EXERCISE DETAILS: From the first line to the last, reproduce the records below exactly, omitting any picture.

*** Begin section ***

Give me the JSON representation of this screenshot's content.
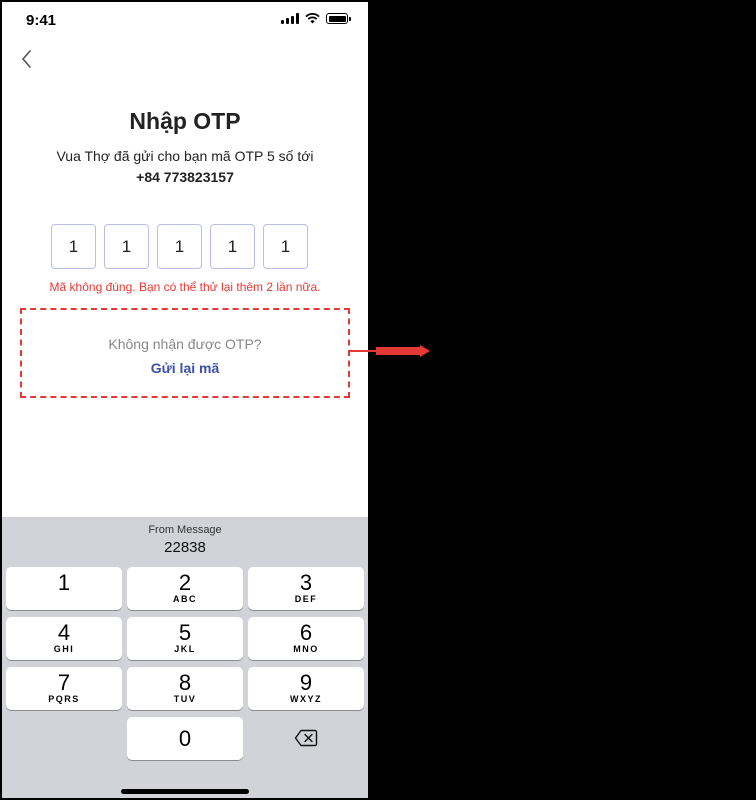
{
  "status_bar": {
    "time": "9:41"
  },
  "header": {
    "title": "Nhập OTP"
  },
  "message": {
    "text": "Vua Thợ đã gửi cho bạn mã OTP 5 số tới",
    "phone": "+84 773823157"
  },
  "otp": {
    "digits": [
      "1",
      "1",
      "1",
      "1",
      "1"
    ]
  },
  "error": "Mã không đúng. Bạn có thể thử lại thêm 2 lần nữa.",
  "resend": {
    "question": "Không nhận được OTP?",
    "link": "Gửi lại mã"
  },
  "keyboard": {
    "suggestion_label": "From Message",
    "suggestion_code": "22838",
    "keys": [
      {
        "num": "1",
        "letters": ""
      },
      {
        "num": "2",
        "letters": "ABC"
      },
      {
        "num": "3",
        "letters": "DEF"
      },
      {
        "num": "4",
        "letters": "GHI"
      },
      {
        "num": "5",
        "letters": "JKL"
      },
      {
        "num": "6",
        "letters": "MNO"
      },
      {
        "num": "7",
        "letters": "PQRS"
      },
      {
        "num": "8",
        "letters": "TUV"
      },
      {
        "num": "9",
        "letters": "WXYZ"
      },
      {
        "num": "0",
        "letters": ""
      }
    ],
    "delete_icon": "backspace-icon"
  },
  "colors": {
    "error": "#e53935",
    "link": "#3b4fa8",
    "otp_border": "#b9bfe6",
    "keyboard_bg": "#d1d3d9"
  }
}
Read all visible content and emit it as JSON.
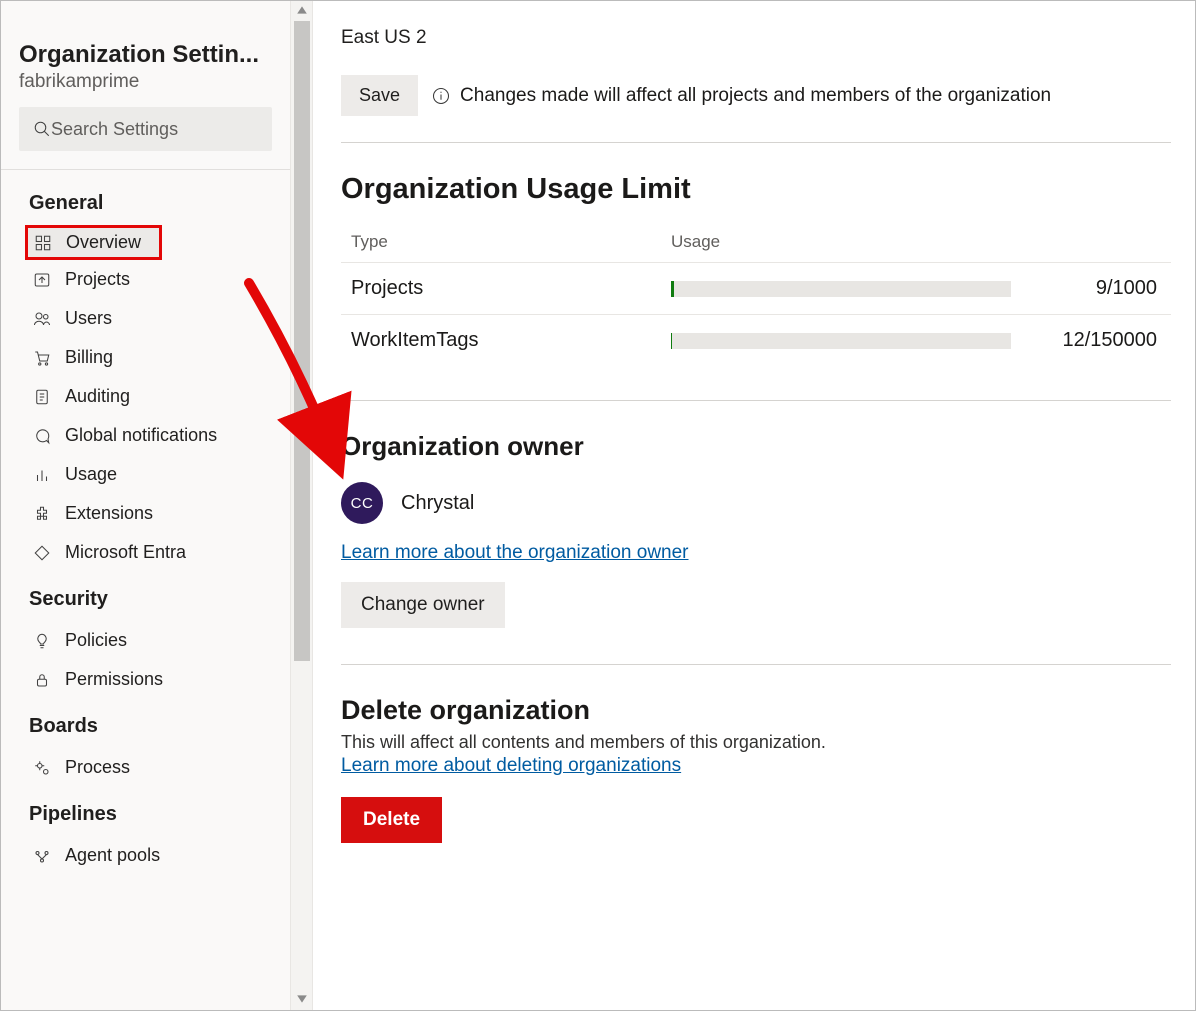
{
  "sidebar": {
    "title": "Organization Settin...",
    "subtitle": "fabrikamprime",
    "search_placeholder": "Search Settings",
    "groups": [
      {
        "label": "General",
        "items": [
          {
            "id": "overview",
            "label": "Overview",
            "icon": "grid-icon",
            "selected": true
          },
          {
            "id": "projects",
            "label": "Projects",
            "icon": "upload-box-icon"
          },
          {
            "id": "users",
            "label": "Users",
            "icon": "users-icon"
          },
          {
            "id": "billing",
            "label": "Billing",
            "icon": "cart-icon"
          },
          {
            "id": "auditing",
            "label": "Auditing",
            "icon": "document-icon"
          },
          {
            "id": "notifications",
            "label": "Global notifications",
            "icon": "chat-icon"
          },
          {
            "id": "usage",
            "label": "Usage",
            "icon": "bar-chart-icon"
          },
          {
            "id": "extensions",
            "label": "Extensions",
            "icon": "puzzle-icon"
          },
          {
            "id": "entra",
            "label": "Microsoft Entra",
            "icon": "diamond-icon"
          }
        ]
      },
      {
        "label": "Security",
        "items": [
          {
            "id": "policies",
            "label": "Policies",
            "icon": "bulb-icon"
          },
          {
            "id": "permissions",
            "label": "Permissions",
            "icon": "lock-icon"
          }
        ]
      },
      {
        "label": "Boards",
        "items": [
          {
            "id": "process",
            "label": "Process",
            "icon": "gears-icon"
          }
        ]
      },
      {
        "label": "Pipelines",
        "items": [
          {
            "id": "agentpools",
            "label": "Agent pools",
            "icon": "pool-icon"
          }
        ]
      }
    ]
  },
  "main": {
    "region": "East US 2",
    "save_label": "Save",
    "save_note": "Changes made will affect all projects and members of the organization",
    "usage": {
      "heading": "Organization Usage Limit",
      "col_type": "Type",
      "col_usage": "Usage",
      "rows": [
        {
          "type": "Projects",
          "value": 9,
          "limit": 1000,
          "display": "9/1000"
        },
        {
          "type": "WorkItemTags",
          "value": 12,
          "limit": 150000,
          "display": "12/150000"
        }
      ]
    },
    "owner": {
      "heading": "Organization owner",
      "initials": "CC",
      "name": "Chrystal",
      "learn_link": "Learn more about the organization owner",
      "change_label": "Change owner"
    },
    "delete": {
      "heading": "Delete organization",
      "text": "This will affect all contents and members of this organization.",
      "learn_link": "Learn more about deleting organizations",
      "button": "Delete"
    }
  },
  "annotation": {
    "arrow_color": "#e30707"
  }
}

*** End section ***

SOLUTION FOR THIS TASK:
Give me the JSON representation of this screenshot's content.
{
  "status_bar": {
    "time": "9:41"
  },
  "header": {
    "title": "Nhập OTP"
  },
  "message": {
    "text": "Vua Thợ đã gửi cho bạn mã OTP 5 số tới",
    "phone": "+84 773823157"
  },
  "otp": {
    "digits": [
      "1",
      "1",
      "1",
      "1",
      "1"
    ]
  },
  "error": "Mã không đúng. Bạn có thể thử lại thêm 2 lần nữa.",
  "resend": {
    "question": "Không nhận được OTP?",
    "link": "Gửi lại mã"
  },
  "keyboard": {
    "suggestion_label": "From Message",
    "suggestion_code": "22838",
    "keys": [
      {
        "num": "1",
        "letters": ""
      },
      {
        "num": "2",
        "letters": "ABC"
      },
      {
        "num": "3",
        "letters": "DEF"
      },
      {
        "num": "4",
        "letters": "GHI"
      },
      {
        "num": "5",
        "letters": "JKL"
      },
      {
        "num": "6",
        "letters": "MNO"
      },
      {
        "num": "7",
        "letters": "PQRS"
      },
      {
        "num": "8",
        "letters": "TUV"
      },
      {
        "num": "9",
        "letters": "WXYZ"
      },
      {
        "num": "0",
        "letters": ""
      }
    ],
    "delete_icon": "backspace-icon"
  },
  "colors": {
    "error": "#e53935",
    "link": "#3b4fa8",
    "otp_border": "#b9bfe6",
    "keyboard_bg": "#d1d3d9"
  }
}
Read all visible content and emit it as JSON.
{
  "sidebar": {
    "title": "Organization Settin...",
    "subtitle": "fabrikamprime",
    "search_placeholder": "Search Settings",
    "groups": [
      {
        "label": "General",
        "items": [
          {
            "id": "overview",
            "label": "Overview",
            "icon": "grid-icon",
            "selected": true
          },
          {
            "id": "projects",
            "label": "Projects",
            "icon": "upload-box-icon"
          },
          {
            "id": "users",
            "label": "Users",
            "icon": "users-icon"
          },
          {
            "id": "billing",
            "label": "Billing",
            "icon": "cart-icon"
          },
          {
            "id": "auditing",
            "label": "Auditing",
            "icon": "document-icon"
          },
          {
            "id": "notifications",
            "label": "Global notifications",
            "icon": "chat-icon"
          },
          {
            "id": "usage",
            "label": "Usage",
            "icon": "bar-chart-icon"
          },
          {
            "id": "extensions",
            "label": "Extensions",
            "icon": "puzzle-icon"
          },
          {
            "id": "entra",
            "label": "Microsoft Entra",
            "icon": "diamond-icon"
          }
        ]
      },
      {
        "label": "Security",
        "items": [
          {
            "id": "policies",
            "label": "Policies",
            "icon": "bulb-icon"
          },
          {
            "id": "permissions",
            "label": "Permissions",
            "icon": "lock-icon"
          }
        ]
      },
      {
        "label": "Boards",
        "items": [
          {
            "id": "process",
            "label": "Process",
            "icon": "gears-icon"
          }
        ]
      },
      {
        "label": "Pipelines",
        "items": [
          {
            "id": "agentpools",
            "label": "Agent pools",
            "icon": "pool-icon"
          }
        ]
      }
    ]
  },
  "main": {
    "region": "East US 2",
    "save_label": "Save",
    "save_note": "Changes made will affect all projects and members of the organization",
    "usage": {
      "heading": "Organization Usage Limit",
      "col_type": "Type",
      "col_usage": "Usage",
      "rows": [
        {
          "type": "Projects",
          "value": 9,
          "limit": 1000,
          "display": "9/1000"
        },
        {
          "type": "WorkItemTags",
          "value": 12,
          "limit": 150000,
          "display": "12/150000"
        }
      ]
    },
    "owner": {
      "heading": "Organization owner",
      "initials": "CC",
      "name": "Chrystal",
      "learn_link": "Learn more about the organization owner",
      "change_label": "Change owner"
    },
    "delete": {
      "heading": "Delete organization",
      "text": "This will affect all contents and members of this organization.",
      "learn_link": "Learn more about deleting organizations",
      "button": "Delete"
    }
  },
  "annotation": {
    "arrow_color": "#e30707"
  }
}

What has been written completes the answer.